“How much are they?”

“They’re $1.50. But...”

“Okay. I’ll take one. Just put it in the bag with my free gift and the other things,” smiled D.

As we took the escalator down to the Nordstrom's cosmetic department, I told myself that D and I were going to be fine. I just knew it.

A white folding screen had been set up in the Clarins section of the store. Behind the screen was a chair that looked like the kind of chair you sit in at the dentist’s and a rolling cart filled with a variety of lotions and creams.

“Hello, girls,” said Susan. “Who wants to go first?”

“You go, D, I’ll watch.” I hopped up on a high, cushioned stool nearby and made myself comfortable.

The “facialist” was a sweet and earnest dark-haired young woman, whose classic beauty reminded me of those movie stars from an era when classic beauty was the norm. She knew what she was doing. I could tell.

As she proceeded with the facial, she described the skin, its properties and the products she used in scientific and compelling terms.

“Bec,” called D, as she reclined in the chair, wearing a headband to keep the hair off her face, “This is SO relaxing. You’re going to love it.”

“Yes,” the young woman agreed, “it really gets rid of all that stress we build up during the course of a day. Now, when you apply this neck cream, you need to use a downward motion, going from the tip of the chin to the top of your breasts . . .”
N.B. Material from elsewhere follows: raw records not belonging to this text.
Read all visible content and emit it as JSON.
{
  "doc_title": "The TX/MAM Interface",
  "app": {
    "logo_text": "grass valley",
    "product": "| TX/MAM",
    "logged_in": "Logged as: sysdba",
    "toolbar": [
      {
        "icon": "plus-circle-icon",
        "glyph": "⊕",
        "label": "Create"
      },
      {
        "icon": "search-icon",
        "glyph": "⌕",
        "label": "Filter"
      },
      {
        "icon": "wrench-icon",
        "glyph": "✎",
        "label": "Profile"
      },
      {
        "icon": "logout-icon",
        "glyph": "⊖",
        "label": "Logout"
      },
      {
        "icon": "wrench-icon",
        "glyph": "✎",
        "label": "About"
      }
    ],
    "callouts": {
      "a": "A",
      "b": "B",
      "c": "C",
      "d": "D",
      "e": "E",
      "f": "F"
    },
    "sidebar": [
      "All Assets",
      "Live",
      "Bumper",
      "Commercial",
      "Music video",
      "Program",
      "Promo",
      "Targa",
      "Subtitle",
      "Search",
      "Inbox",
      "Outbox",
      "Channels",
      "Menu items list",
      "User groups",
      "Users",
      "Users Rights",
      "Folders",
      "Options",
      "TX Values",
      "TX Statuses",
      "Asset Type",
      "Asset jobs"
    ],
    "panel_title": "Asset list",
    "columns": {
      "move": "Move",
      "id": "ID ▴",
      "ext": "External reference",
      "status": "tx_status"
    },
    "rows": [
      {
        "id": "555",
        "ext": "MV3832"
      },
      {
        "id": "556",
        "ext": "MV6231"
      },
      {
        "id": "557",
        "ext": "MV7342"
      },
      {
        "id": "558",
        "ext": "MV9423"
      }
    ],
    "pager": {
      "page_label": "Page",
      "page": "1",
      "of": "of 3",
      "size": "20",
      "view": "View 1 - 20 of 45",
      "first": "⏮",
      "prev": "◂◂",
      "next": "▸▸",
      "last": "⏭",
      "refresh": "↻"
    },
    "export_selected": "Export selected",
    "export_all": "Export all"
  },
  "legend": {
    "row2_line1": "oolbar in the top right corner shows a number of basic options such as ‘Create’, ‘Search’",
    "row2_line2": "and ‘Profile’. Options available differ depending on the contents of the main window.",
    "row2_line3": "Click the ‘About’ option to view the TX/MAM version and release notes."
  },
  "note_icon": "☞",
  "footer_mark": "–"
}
“Really?” asked D. “I thought you were supposed to use upward strokes. To counteract gravity, the toll the years have taken, that sort of thing.”

“No, no, no. The circulation is stimulated by the motion of your hands toward the heart.”
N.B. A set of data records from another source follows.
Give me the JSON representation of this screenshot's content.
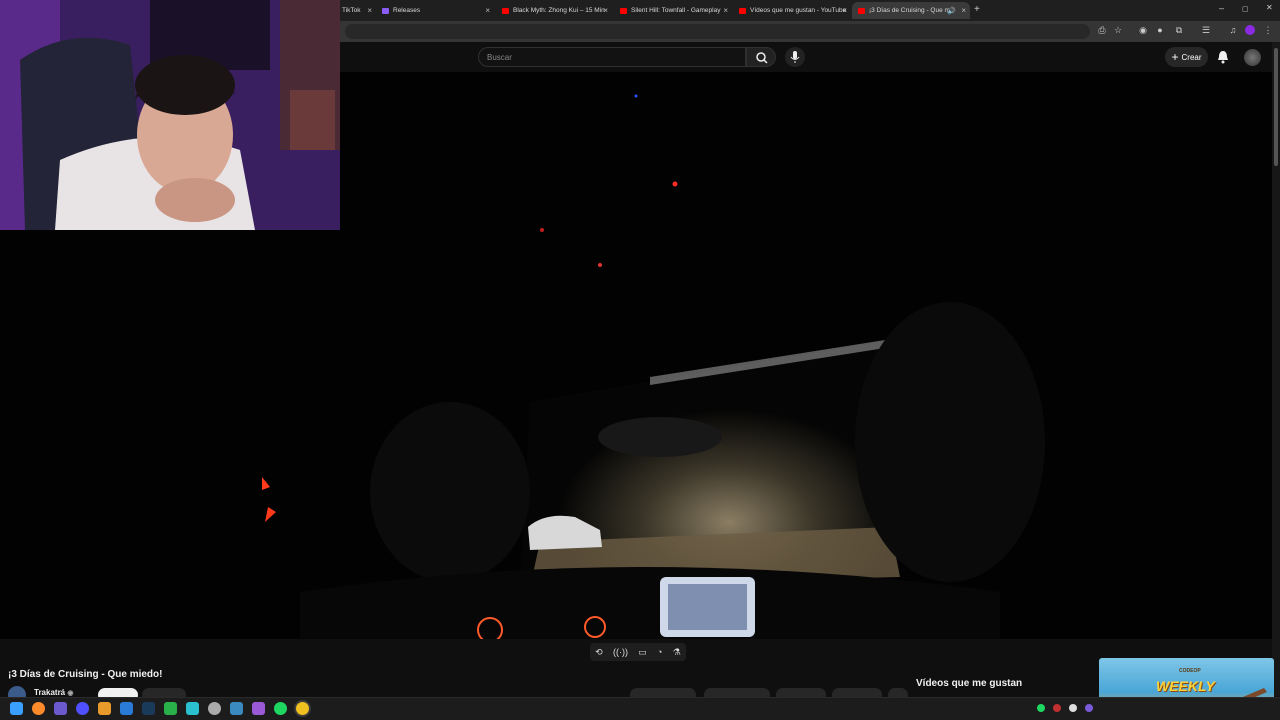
{
  "browser": {
    "tabs": [
      {
        "title": "TikTok",
        "fav": "#ffffff"
      },
      {
        "title": "Releases",
        "fav": "#8b5cf6"
      },
      {
        "title": "Black Myth: Zhong Kui – 15 Min",
        "fav": "#ff0000"
      },
      {
        "title": "Silent Hill: Townfall - Gameplay",
        "fav": "#ff0000"
      },
      {
        "title": "Vídeos que me gustan - YouTube",
        "fav": "#ff0000"
      },
      {
        "title": "¡3 Días de Cruising - Que m",
        "fav": "#ff0000"
      }
    ],
    "new_tab": "+",
    "window_controls": {
      "minimize": "–",
      "maximize": "▢",
      "close": "✕"
    }
  },
  "youtube": {
    "search_placeholder": "Buscar",
    "create_label": "Crear",
    "video_title": "¡3 Días de Cruising - Que miedo!",
    "channel_name": "Trakatrá",
    "playlist_title": "Vídeos que me gustan"
  },
  "ad": {
    "brand": "CODEOP",
    "headline": "WEEKLY"
  },
  "colors": {
    "accent": "#ff0000",
    "page_bg": "#0f0f0f",
    "ad_text": "#ffd23a"
  }
}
“Wow. I’ll have to remember that. Does this method of application apply only to the neck cream?” D impressed me. She was even phonier than I’d given her credit for. I began to think that she’d missed her true calling by not going into the theater.
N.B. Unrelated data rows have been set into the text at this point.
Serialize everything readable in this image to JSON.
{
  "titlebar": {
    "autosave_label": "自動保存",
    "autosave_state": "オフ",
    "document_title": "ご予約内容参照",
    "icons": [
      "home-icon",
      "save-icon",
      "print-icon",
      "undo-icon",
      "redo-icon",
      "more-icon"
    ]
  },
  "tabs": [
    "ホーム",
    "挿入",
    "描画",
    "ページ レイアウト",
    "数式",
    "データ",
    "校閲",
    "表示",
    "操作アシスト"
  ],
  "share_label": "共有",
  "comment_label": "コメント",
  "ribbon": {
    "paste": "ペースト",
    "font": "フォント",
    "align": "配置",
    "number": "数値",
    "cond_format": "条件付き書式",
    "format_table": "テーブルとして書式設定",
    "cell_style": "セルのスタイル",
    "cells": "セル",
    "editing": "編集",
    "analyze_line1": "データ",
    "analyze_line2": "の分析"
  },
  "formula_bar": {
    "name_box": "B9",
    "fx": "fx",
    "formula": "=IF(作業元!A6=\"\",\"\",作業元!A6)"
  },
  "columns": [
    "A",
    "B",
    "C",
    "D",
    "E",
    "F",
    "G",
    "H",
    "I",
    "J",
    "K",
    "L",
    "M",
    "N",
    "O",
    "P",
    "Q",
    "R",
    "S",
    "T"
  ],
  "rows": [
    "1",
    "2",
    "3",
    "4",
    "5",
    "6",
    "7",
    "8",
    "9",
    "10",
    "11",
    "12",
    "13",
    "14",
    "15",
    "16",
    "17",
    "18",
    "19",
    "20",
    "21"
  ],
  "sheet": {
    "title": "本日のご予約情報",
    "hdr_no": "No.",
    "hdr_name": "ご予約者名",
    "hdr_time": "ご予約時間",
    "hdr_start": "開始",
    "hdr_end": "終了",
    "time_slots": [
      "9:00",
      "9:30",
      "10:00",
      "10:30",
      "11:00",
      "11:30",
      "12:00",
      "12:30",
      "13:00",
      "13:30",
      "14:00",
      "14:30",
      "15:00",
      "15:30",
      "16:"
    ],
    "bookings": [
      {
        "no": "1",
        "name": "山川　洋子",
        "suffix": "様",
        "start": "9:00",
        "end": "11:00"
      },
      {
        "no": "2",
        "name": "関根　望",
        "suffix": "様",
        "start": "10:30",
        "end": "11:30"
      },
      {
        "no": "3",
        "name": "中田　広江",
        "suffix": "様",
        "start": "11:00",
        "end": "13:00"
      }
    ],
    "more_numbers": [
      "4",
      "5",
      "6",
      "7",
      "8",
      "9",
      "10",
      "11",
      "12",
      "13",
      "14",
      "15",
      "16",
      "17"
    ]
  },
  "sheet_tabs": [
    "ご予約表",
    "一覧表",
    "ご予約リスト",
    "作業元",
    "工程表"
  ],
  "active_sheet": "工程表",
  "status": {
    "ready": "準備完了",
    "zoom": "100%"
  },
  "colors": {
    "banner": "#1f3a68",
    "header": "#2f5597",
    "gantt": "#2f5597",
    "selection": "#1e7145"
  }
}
When the facial ended, D continued to recline. “My God, I feel wonderful! I don’t want to get up.”

“Well, you have to get up,” I said, a little peevishly. “It’s my turn.” I was now looking forward to a half-hour of bliss, even if I emerged bald-faced.

The woman slipped the headband over my bangs and began by massaging my temples. “My, you don’t have any visible pores,” she said. “You’re lucky.”

Soon I was experiencing the Nirvana that comes only when a you allow a total stranger complete tactile control over your head and neck. I felt as if I were one with the universe or, at the very least, the dentist's chair.

“You’re done!” a voice said. “Here’s a hand mirror. Take a look.”

“I don't need the mirror. . . I’m fine. I feel great. Thanks.”

“Oh, just a peek.”

I looked in the mirror. Apart from the fact that my bangs were now standing on end, I did look better. I was rosy. I was glowing.

Susan had arranged the products on the glass counter.

“How much is this?” I asked.

“The Line-Away? That’s $27.50. It virtually eliminates all your wrinkles and lasts for hours.” Susan smoothed some on my palm. My lifeline immediately disappeared.

“I’ll take some,” I said.

“You should get the neck cream, too,” advised D. “I did.”

I waited while Susan totaled my purchases. For some reason, it was taking longer than I’d expected. I looked around for D. She was peering out from behind one of the plaster Greek columns that lined the cosmetic department aisle.

“That will be $186.97. Will you be using your Nordstrom’s card or a credit card?”

“Oh. Oh no. I mean, um, my credit card,” I gave Susan, whose new merchant persona struck me as perfunctory and unfriendly, my Visa.

“I’ve put some free samples in the bag with your things.”

“Oh,” I said again.

As D and I walked away, I whispered, “I spent nearly $200.”

“Yeah,” confessed D. “So did I. Do you want to go somewhere and get lunch? My treat.”

“I think I want to walk around for a while. I’m still in shock.”

“Do you think they get you that relaxed on purpose?” D looked as if she’d just woken up.

“I don’t know. What I DO know is that I’ll never trust the word ‘complimentary’ again in my life.”

“Me either,” agreed D. “Hey, she said you didn’t have any pores. I can see a few.”

“Thanks,” I said.

Rebecca is a freelance writer, graphic designer and photographer living in Virginia. When not engaged in her professional activities, she spends her time running in the local park and protesting the Bush administration in Washington, DC. You can read more of her writings at her Newsvine column.